"And it is you—your high resolve that sets this plague on Thebes...And so thegods are deaf to our prayers, they spurn the offerings in our hands, the flame ofholy flesh."
"No, reverend old Tiresias, all men fall, it's only human, but the wisest fallobscenely when they glorify obscene advice with rhetoric—all for their own gain."
"Wisdom is by far the greatest part of joy, the reverence towards the gods mustbe safeguarded."
"Just think, my reverence only brands me for irreverence."
What will come will come. Even if I shroud it all in silence.
I pity you, flinging at me the very insults each man here will soon fling at you.
Lord of the realm, it occurred to me just now to visit the temples of the gods.
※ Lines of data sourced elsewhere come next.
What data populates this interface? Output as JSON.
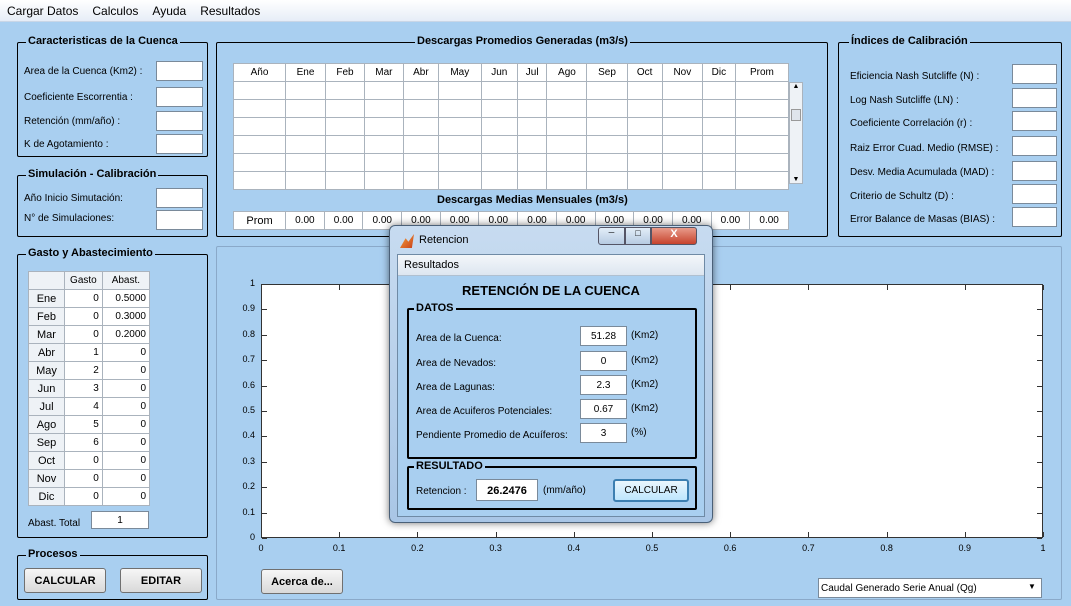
{
  "menu": [
    "Cargar Datos",
    "Calculos",
    "Ayuda",
    "Resultados"
  ],
  "cuenca": {
    "title": "Caracteristicas de la Cuenca",
    "fields": [
      "Area de la Cuenca (Km2) :",
      "Coeficiente Escorrentia :",
      "Retención (mm/año) :",
      "K de Agotamiento :"
    ]
  },
  "simulacion": {
    "title": "Simulación - Calibración",
    "fields": [
      "Año Inicio Simutación:",
      "N° de Simulaciones:"
    ]
  },
  "descargas": {
    "title": "Descargas Promedios Generadas (m3/s)",
    "headers": [
      "Año",
      "Ene",
      "Feb",
      "Mar",
      "Abr",
      "May",
      "Jun",
      "Jul",
      "Ago",
      "Sep",
      "Oct",
      "Nov",
      "Dic",
      "Prom"
    ],
    "subtitle": "Descargas Medias Mensuales (m3/s)",
    "prom_label": "Prom",
    "prom_values": [
      "0.00",
      "0.00",
      "0.00",
      "0.00",
      "0.00",
      "0.00",
      "0.00",
      "0.00",
      "0.00",
      "0.00",
      "0.00",
      "0.00",
      "0.00"
    ]
  },
  "indices": {
    "title": "Índices de Calibración",
    "fields": [
      "Eficiencia Nash Sutcliffe (N) :",
      "Log Nash Sutcliffe (LN) :",
      "Coeficiente Correlación (r) :",
      "Raiz Error Cuad. Medio (RMSE) :",
      "Desv. Media Acumulada (MAD) :",
      "Criterio de Schultz (D) :",
      "Error Balance de Masas (BIAS) :"
    ]
  },
  "gasto": {
    "title": "Gasto y Abastecimiento",
    "col1": "Gasto",
    "col2": "Abast.",
    "rows": [
      [
        "Ene",
        "0",
        "0.5000"
      ],
      [
        "Feb",
        "0",
        "0.3000"
      ],
      [
        "Mar",
        "0",
        "0.2000"
      ],
      [
        "Abr",
        "1",
        "0"
      ],
      [
        "May",
        "2",
        "0"
      ],
      [
        "Jun",
        "3",
        "0"
      ],
      [
        "Jul",
        "4",
        "0"
      ],
      [
        "Ago",
        "5",
        "0"
      ],
      [
        "Sep",
        "6",
        "0"
      ],
      [
        "Oct",
        "0",
        "0"
      ],
      [
        "Nov",
        "0",
        "0"
      ],
      [
        "Dic",
        "0",
        "0"
      ]
    ],
    "total_label": "Abast. Total",
    "total_value": "1"
  },
  "procesos": {
    "title": "Procesos",
    "calcular": "CALCULAR",
    "editar": "EDITAR"
  },
  "acerca": "Acerca de...",
  "select": {
    "value": "Caudal Generado Serie Anual (Qg)"
  },
  "plot": {
    "yticks": [
      "1",
      "0.9",
      "0.8",
      "0.7",
      "0.6",
      "0.5",
      "0.4",
      "0.3",
      "0.2",
      "0.1",
      "0"
    ],
    "xticks": [
      "0",
      "0.1",
      "0.2",
      "0.3",
      "0.4",
      "0.5",
      "0.6",
      "0.7",
      "0.8",
      "0.9",
      "1"
    ]
  },
  "dialog": {
    "title": "Retencion",
    "menu": "Resultados",
    "heading": "RETENCIÓN DE LA CUENCA",
    "datos": "DATOS",
    "fields": [
      [
        "Area de la Cuenca:",
        "51.28",
        "(Km2)"
      ],
      [
        "Area de Nevados:",
        "0",
        "(Km2)"
      ],
      [
        "Area de Lagunas:",
        "2.3",
        "(Km2)"
      ],
      [
        "Area de Acuiferos Potenciales:",
        "0.67",
        "(Km2)"
      ],
      [
        "Pendiente Promedio de Acuíferos:",
        "3",
        "(%)"
      ]
    ],
    "resultado": "RESULTADO",
    "ret_label": "Retencion :",
    "ret_value": "26.2476",
    "ret_unit": "(mm/año)",
    "calcular": "CALCULAR"
  }
}
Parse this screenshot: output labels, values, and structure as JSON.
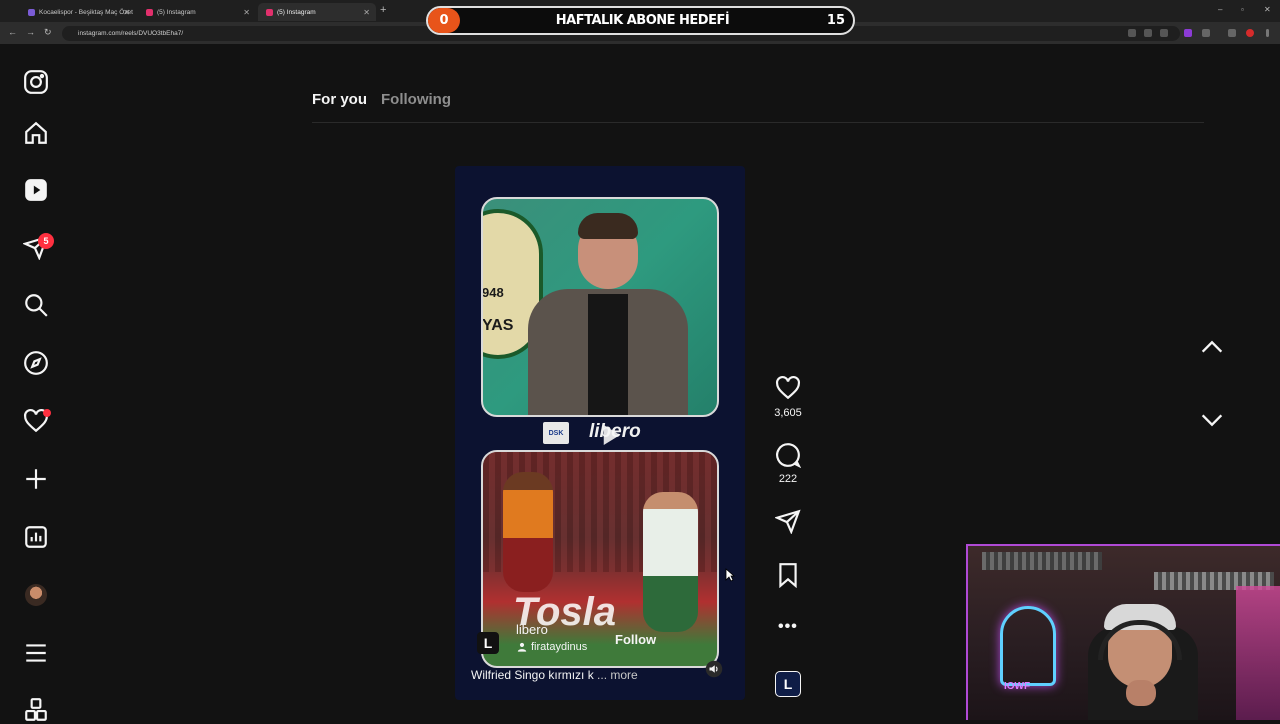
{
  "browser": {
    "tabs": [
      {
        "title": "Kocaelispor - Beşiktaş Maç Özet",
        "favicon_color": "#7b5cd6",
        "active": false
      },
      {
        "title": "(5) Instagram",
        "favicon_color": "#e1306c",
        "active": false
      },
      {
        "title": "(5) Instagram",
        "favicon_color": "#e1306c",
        "active": true
      }
    ],
    "new_tab": "+",
    "url": "instagram.com/reels/DVUO3tbEha7/"
  },
  "stream_overlay": {
    "count": "0",
    "title": "HAFTALIK ABONE HEDEFİ",
    "target": "15",
    "progress_fraction": 0
  },
  "sidebar": {
    "icons": [
      "instagram-logo-icon",
      "home-icon",
      "reels-icon",
      "messages-icon",
      "search-icon",
      "explore-icon",
      "notifications-icon",
      "create-icon",
      "dashboard-icon",
      "profile-avatar",
      "more-menu-icon",
      "meta-apps-icon"
    ],
    "messages_badge": "5"
  },
  "feed": {
    "tabs": {
      "for_you": "For you",
      "following": "Following"
    }
  },
  "reel": {
    "logo_year": "948",
    "logo_text": "YAS",
    "broadcaster": "DSK",
    "brand_word": "libero",
    "banner": "Tosla",
    "account_name": "libero",
    "account_logo": "L",
    "reposted_by": "firataydinus",
    "follow_label": "Follow",
    "caption": "Wilfried Singo kırmızı k",
    "caption_more": "... more"
  },
  "actions": {
    "likes": "3,605",
    "comments": "222",
    "audio_logo": "L"
  },
  "webcam": {
    "neon_text": "IOWF"
  }
}
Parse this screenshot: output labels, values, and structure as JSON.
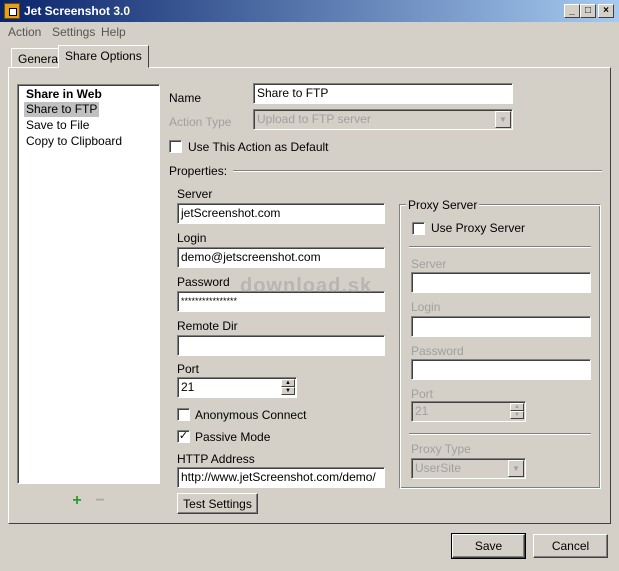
{
  "window": {
    "title": "Jet Screenshot 3.0",
    "min_glyph": "_",
    "max_glyph": "□",
    "close_glyph": "×"
  },
  "menu": [
    "Action",
    "Settings",
    "Help"
  ],
  "tabs": [
    {
      "label": "General",
      "active": false
    },
    {
      "label": "Share Options",
      "active": true
    }
  ],
  "actions_list": [
    {
      "label": "Share in Web",
      "bold": true,
      "selected": false
    },
    {
      "label": "Share to FTP",
      "bold": false,
      "selected": true
    },
    {
      "label": "Save to File",
      "bold": false,
      "selected": false
    },
    {
      "label": "Copy to Clipboard",
      "bold": false,
      "selected": false
    }
  ],
  "list_buttons": {
    "add": "+",
    "remove": "−"
  },
  "form": {
    "name_label": "Name",
    "name_value": "Share to FTP",
    "action_type_label": "Action Type",
    "action_type_value": "Upload to FTP server",
    "default_checkbox_label": "Use This Action as Default",
    "default_checked": false,
    "properties_label": "Properties:"
  },
  "ftp": {
    "server_label": "Server",
    "server_value": "jetScreenshot.com",
    "login_label": "Login",
    "login_value": "demo@jetscreenshot.com",
    "password_label": "Password",
    "password_value": "****************",
    "remote_dir_label": "Remote Dir",
    "remote_dir_value": "",
    "port_label": "Port",
    "port_value": "21",
    "anonymous_label": "Anonymous Connect",
    "anonymous_checked": false,
    "passive_label": "Passive Mode",
    "passive_checked": true,
    "http_label": "HTTP Address",
    "http_value": "http://www.jetScreenshot.com/demo/",
    "test_button": "Test Settings"
  },
  "proxy": {
    "group_title": "Proxy Server",
    "use_proxy_label": "Use Proxy Server",
    "use_proxy_checked": false,
    "server_label": "Server",
    "login_label": "Login",
    "password_label": "Password",
    "port_label": "Port",
    "port_value": "21",
    "type_label": "Proxy Type",
    "type_value": "UserSite"
  },
  "footer": {
    "save": "Save",
    "cancel": "Cancel"
  },
  "watermark": "download.sk"
}
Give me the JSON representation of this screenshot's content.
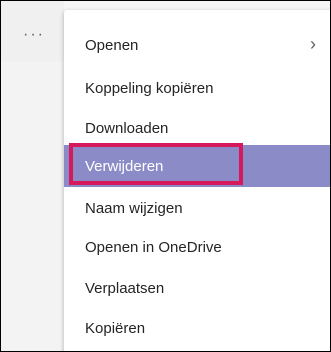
{
  "more_button": {
    "label": "···",
    "icon": "more-horizontal-icon"
  },
  "menu": {
    "items": [
      {
        "label": "Openen",
        "has_submenu": true,
        "chevron": "›"
      },
      {
        "label": "Koppeling kopiëren"
      },
      {
        "label": "Downloaden"
      },
      {
        "label": "Verwijderen",
        "selected": true
      },
      {
        "label": "Naam wijzigen"
      },
      {
        "label": "Openen in OneDrive"
      },
      {
        "label": "Verplaatsen"
      },
      {
        "label": "Kopiëren"
      }
    ]
  },
  "colors": {
    "selected_bg": "#8b8cc7",
    "annotation_border": "#d6185c",
    "text": "#252424"
  }
}
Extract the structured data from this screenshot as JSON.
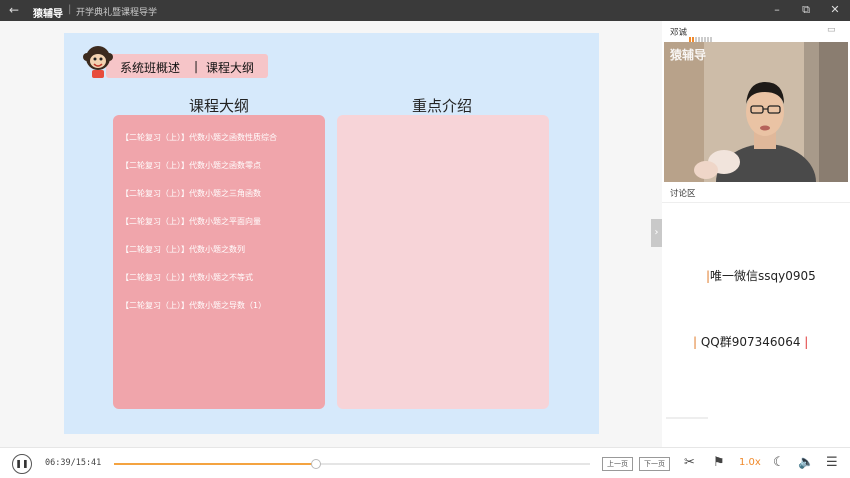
{
  "titlebar": {
    "app_name": "猿辅导",
    "course_title": "开学典礼暨课程导学",
    "back_icon": "←",
    "minimize_icon": "–",
    "restore_icon": "⧉",
    "close_icon": "✕"
  },
  "slide": {
    "header_left": "系统班概述",
    "header_divider": "|",
    "header_right": "课程大纲",
    "left_title": "课程大纲",
    "right_title": "重点介绍",
    "items": [
      "【二轮复习（上）】代数小题之函数性质综合",
      "【二轮复习（上）】代数小题之函数零点",
      "【二轮复习（上）】代数小题之三角函数",
      "【二轮复习（上）】代数小题之平面向量",
      "【二轮复习（上）】代数小题之数列",
      "【二轮复习（上）】代数小题之不等式",
      "【二轮复习（上）】代数小题之导数（1）"
    ],
    "colors": {
      "background": "#d6e9fb",
      "left_box": "#f0a5ab",
      "right_box": "#f7d4d8",
      "pill": "#f6c5c8"
    }
  },
  "sidebar": {
    "teacher_name": "邓诚",
    "audio_level": 0.3,
    "video_watermark": "猿辅导",
    "discussion_label": "讨论区",
    "expand_icon": "›",
    "ad_line1": "唯一微信ssqy0905",
    "ad_line2": "QQ群907346064"
  },
  "player": {
    "current_time": "06:39",
    "total_time": "15:41",
    "time_display": "06:39/15:41",
    "progress": 0.424,
    "prev_page_label": "上一页",
    "next_page_label": "下一页",
    "speed": "1.0x",
    "play_icon": "❚❚",
    "scissors_icon": "✂",
    "flag_icon": "⚑",
    "night_icon": "☾",
    "volume_icon": "🔈",
    "menu_icon": "☰",
    "accent": "#f4a340"
  }
}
So I havein my branch in hand and incense too.
Blind who now has eyes, beggar who now is rich; he will grope his way to a foreign soila stick tapping before him step by step.
And this time I assume, even you will obey the god's decrees.
Polybus was nothing to you, that's why, not in blood.
The messanger
All right!! His son, they said it was - his son! But the one inside, your wife, she'd tell it
I stumbled on you, down the woody flanks of Mount Cithaeron.
Now as we keep our watch and wait the final day, count no man happy till he dies, freeof pain at last
Oh no, I'm right at the edge, the horrible truth - I've got to say it!
Oh my children, the new blood of ancient Thebes, why are you here?
Still, in such a crisis it's better to ask the gods precisely what to do.
I pity you but I can't bear to look...I shudder at the sight
Drive me out of the land at once far from sight, where I can never hear a human voice.
You cannot imagine...I tell you, you and your loved ones live together in infamy.
If that is what you want, make no mistake. Polybus is dead and gone.
People of Thebes, my country men, look on Oedipus. Who could behold his greatnesswithout envy?
large childlike migrant worker, loves animals and soft things, wants to own rabbits
George (Of Mice and Men)
- physically small- sharp features- both angry and understanding- seemingly "in charge" of Lennie
son of the ranch owner, wears high-heeled boots to distinguish himself from the ranch hands, champion prize-fighter, confrontational, mean-spirited, picks fights, possessive and jealous of his wife.
Curley's wife
dresses in fancy red shoes, lonely, men think she is a tramp, temptation for the men, name never mentioned
ranch hand, complains about Candy's dog, owns a gun
Candy (Of Mice and Men)
- old ranch worker- lost one of his hands in a farming accident- emotionally destroyed - wants to fit into George and Lennie's dream
The boss (of mice and men)
The stocky, well-dressed man in charge of the ranch, and Curley's father. He is never named and appears only once, but seems to be a fair-minded man. Candy happily reports that the boss once delivered a gallon of whiskey to the ranch-hands on Christmas Day.
black stable-hand, crooked back from an accident, isolated because of race, wants to join the farm group
Slim (Of Mice and Men)
- mule driver- person of advice - wise